[added 2000-01-19]

"SPLIT divides a file, at specified points, into smaller files and can re-unite them back into the original file, if needed. Files may be processed as either binary or text files."

Features from the docs:

Notes: Interactive and batch modes available.

Author: Michael Dingacci (1995). Suggested by Robert Bull.

1995-10-09: v6.0i, last for DOS.

Download (29K).

RZSPLIT — Easy-to-use file splitter with disk spanning capability.


[added 2000-02-13]

RZSPLIT is similar to SPLIT (above) in that it permits automatic splitting/transfer of large files to multiple floppy disks. The syntax and operation of RZSPLIT may be easier to comprehend than that of SPLIT, e.g., the program will indicate how many floppies are required for processing after you indicate the capacity of media being used. This utility works with any kind of DOS file and files up to 999 MB can be split. All in all, a very easy-to-use splitter that doesn't demand many pre-calculations.

On the downside: Split files must be re-joined with RZSPLIT -B (COPY /B won't work), so you'll have to carry the program with you if transferring files to another PC. The program also has an option to format floppies when changing disks, but this may not work as expected on Win9x systems (best to prep your floppies first).

Author: Rob Zino / KillerSoftware (1995). Suggested by Bjørn Simonsen.

1995-08-20: v2.8.

Download (32K).

Go to KillerSoftware for a free Win3.1 version, a shareware Win9x version, and other software.

CHOP — File splitter; options to split text files at natural boundaries.


[added 2000-01-19]

From a user: "CHOP is a very old program [1988] yet it's the nearest I've ever seen to a 'do what I _mean_' splitter for text files. [e.g., splitting files without cutting across natural chunks of text, e.g., bibliographic entries, abstracts, etc.]." Chop allows you to define demarcating characters for the chunks of text which should remain intact during the splitting process. CHOP can split text or binary files. Output files are named FOO.1, FOO.2 and FOO.3. Use the DOS COPY command to rejoin chopped files.

CHOP infile [-switches]

-Bx           Beginning byte to extract (default = 1).
-Ex           Ending byte to extract (default = end of file).
-Px           Chop file into x pieces (default = 2).
-Sxxx         Chop file into xxx-sized pieces.
-Ifilename    Read input from "filename".
-Odirectory   Send output to "directory".
-T            Trample over existing files.
-R            Try to chop at a "return" character (default is CR/LF).
-Nfoo         Define a sequence of "return" characters (e.g.,"foo").
-A            Chop after the "return" characters (default).
-H            Chop before the "return" characters.
-Lxxx         Limit search for "return" characters to xxx bytes.
-C            Make "return" characters case sensitive.
-W            Chop at each occurrence of the "return" string.
-X            Chop at the exact computed byte.
-Mxxx         Define the maximum number of chops (default = 256).
-Gxxx         Start output file numbering with xxx.
-Q            Quiet.  Do not show program status on screen.
-Z            Do not insert a Ctrl-Z EOF at end of each output file.
-J            Pause for a keystroke between chops.

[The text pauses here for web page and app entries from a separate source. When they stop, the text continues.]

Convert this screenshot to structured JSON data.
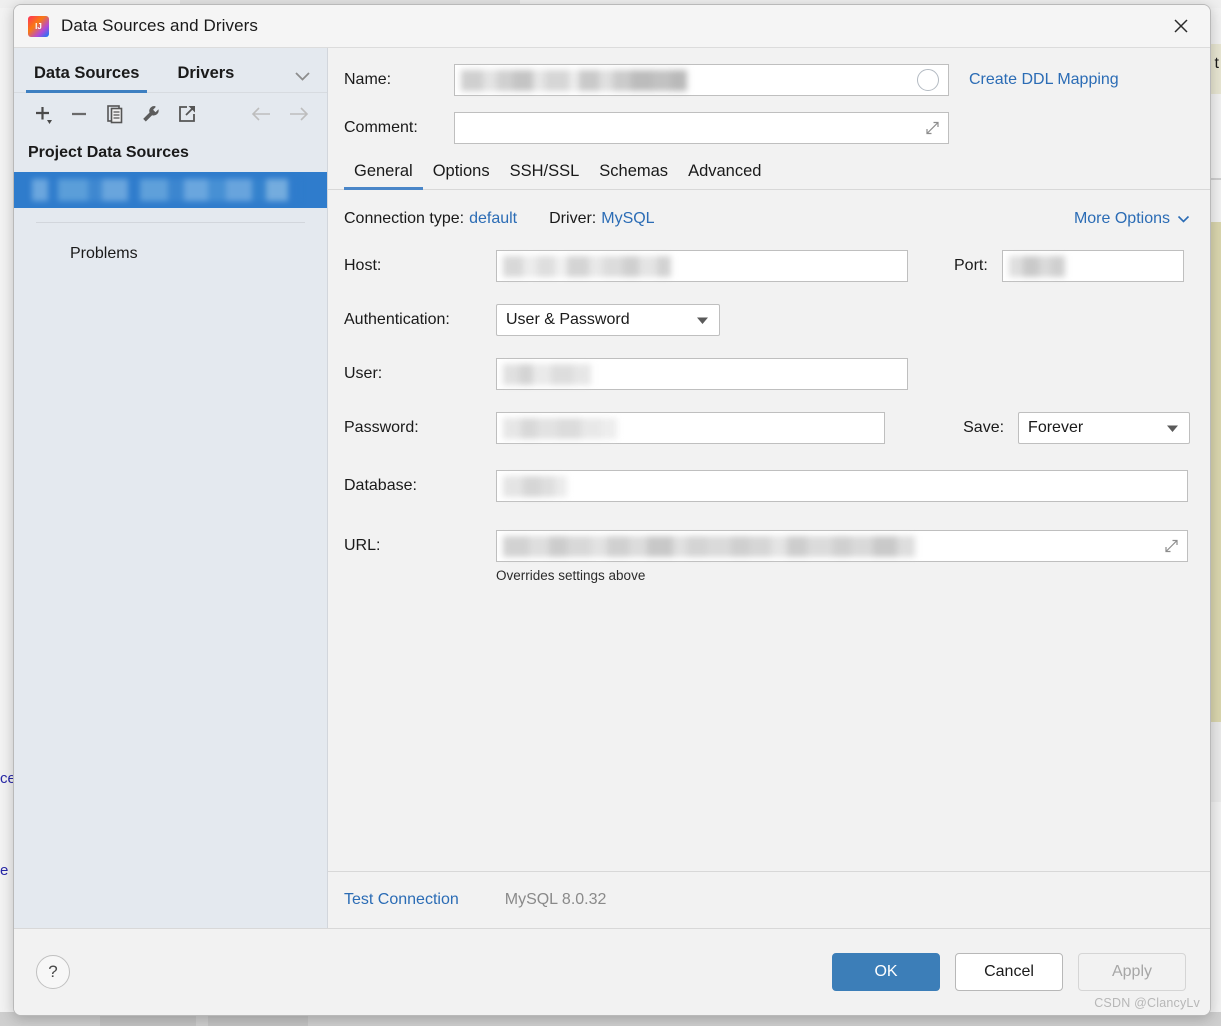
{
  "window": {
    "title": "Data Sources and Drivers",
    "logo_icon": "intellij-idea-logo-icon",
    "close_icon": "close-icon"
  },
  "sidebar": {
    "tabs": [
      {
        "label": "Data Sources",
        "active": true
      },
      {
        "label": "Drivers",
        "active": false
      }
    ],
    "tabs_chevron_icon": "chevron-down-icon",
    "toolbar": [
      {
        "name": "add-data-source-button",
        "icon": "plus-icon",
        "enabled": true
      },
      {
        "name": "remove-data-source-button",
        "icon": "minus-icon",
        "enabled": true
      },
      {
        "name": "duplicate-data-source-button",
        "icon": "copy-icon",
        "enabled": true
      },
      {
        "name": "properties-button",
        "icon": "wrench-icon",
        "enabled": true
      },
      {
        "name": "export-button",
        "icon": "external-link-icon",
        "enabled": true
      },
      {
        "name": "navigate-back-button",
        "icon": "arrow-left-icon",
        "enabled": false
      },
      {
        "name": "navigate-forward-button",
        "icon": "arrow-right-icon",
        "enabled": false
      }
    ],
    "section_title": "Project Data Sources",
    "selected_item": {
      "label": "",
      "redacted": true
    },
    "items": [
      {
        "label": "Problems"
      }
    ]
  },
  "main": {
    "name": {
      "label": "Name:",
      "value": "",
      "redacted": true,
      "status_icon": "circle-icon"
    },
    "create_ddl_mapping_link": "Create DDL Mapping",
    "comment": {
      "label": "Comment:",
      "value": "",
      "expand_icon": "expand-icon"
    },
    "tabs": [
      {
        "label": "General",
        "active": true
      },
      {
        "label": "Options",
        "active": false
      },
      {
        "label": "SSH/SSL",
        "active": false
      },
      {
        "label": "Schemas",
        "active": false
      },
      {
        "label": "Advanced",
        "active": false
      }
    ],
    "connection_type": {
      "label": "Connection type:",
      "value": "default"
    },
    "driver": {
      "label": "Driver:",
      "value": "MySQL"
    },
    "more_options": {
      "label": "More Options",
      "icon": "chevron-down-icon"
    },
    "host": {
      "label": "Host:",
      "value": "",
      "redacted": true
    },
    "port": {
      "label": "Port:",
      "value": "",
      "redacted": true
    },
    "authentication": {
      "label": "Authentication:",
      "value": "User & Password",
      "caret_icon": "caret-down-icon"
    },
    "user": {
      "label": "User:",
      "value": "",
      "redacted": true
    },
    "password": {
      "label": "Password:",
      "value": "",
      "redacted": true
    },
    "save": {
      "label": "Save:",
      "value": "Forever",
      "caret_icon": "caret-down-icon"
    },
    "database": {
      "label": "Database:",
      "value": "",
      "redacted": true
    },
    "url": {
      "label": "URL:",
      "value": "",
      "redacted": true,
      "expand_icon": "expand-icon",
      "note": "Overrides settings above"
    },
    "test_connection_link": "Test Connection",
    "driver_version": "MySQL 8.0.32"
  },
  "footer": {
    "help_icon": "question-mark-icon",
    "ok_label": "OK",
    "cancel_label": "Cancel",
    "apply_label": "Apply"
  },
  "watermark": "CSDN @ClancyLv",
  "colors": {
    "accent_blue": "#3c7eb8",
    "link_blue": "#2b6cb5",
    "selection_blue": "#2f7ccc",
    "sidebar_bg": "#e4e9ef",
    "panel_bg": "#f2f2f2",
    "titlebar_bg": "#f5f5f5"
  },
  "background_app": {
    "left_fragments": [
      "ce",
      "e"
    ],
    "right_fragment": "t"
  }
}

Author: Walter J. Kennamer (1988). Suggested by Robert Bull.

1988-03-09: v3.1.

Download (22K).

FCUT (File Cutter) — Split files by size / parts; rejoin with COPY /B.

* * * *

FCUT is a straightfoward splitter which includes options to split files into parts or user-defined sizes. Files split by FCUT can be rejoined with the  copy /b  command in DOS and OS/2, or the  cat  command in Unix. Two versions in one distribution package: FCUT-DOS, runs on 8086+ and DOS 3.0+; FCUT-OS/2, requires 80386+ and OS/2 2.x.

USAGE: fcut [/p# or /s#] </o#,/b#,/e#,/h,/?> [input file] <output file>
/p# -- total number of pieces (1 to 999)
/s# -- size of a piece in byte, Kbyte or Mbyte (> 0) 1K = 1024, 1M = 1024K = 1048576
/o# -- the only piece to be made (1 to 999)
/b# -- beginning offset of input file (inclusive) (>= 0)
/e# -- ending offset of input file (exclusive) (> 0)
/h -- display this help message
/? -- display this help message
input file -- file to be cut
output file -- the product file name (default is 'filepart')

Author: Y.F. Gamzun / VG Soft, Hong Kong (1996). Suggested by Lars-Erik Sandberg.

1996-01-18: v1.0.

Download (29K).

Go to Top | Front Page ]

©1994-2004, Richard L. Green.
©2004-2006, Short.Stop.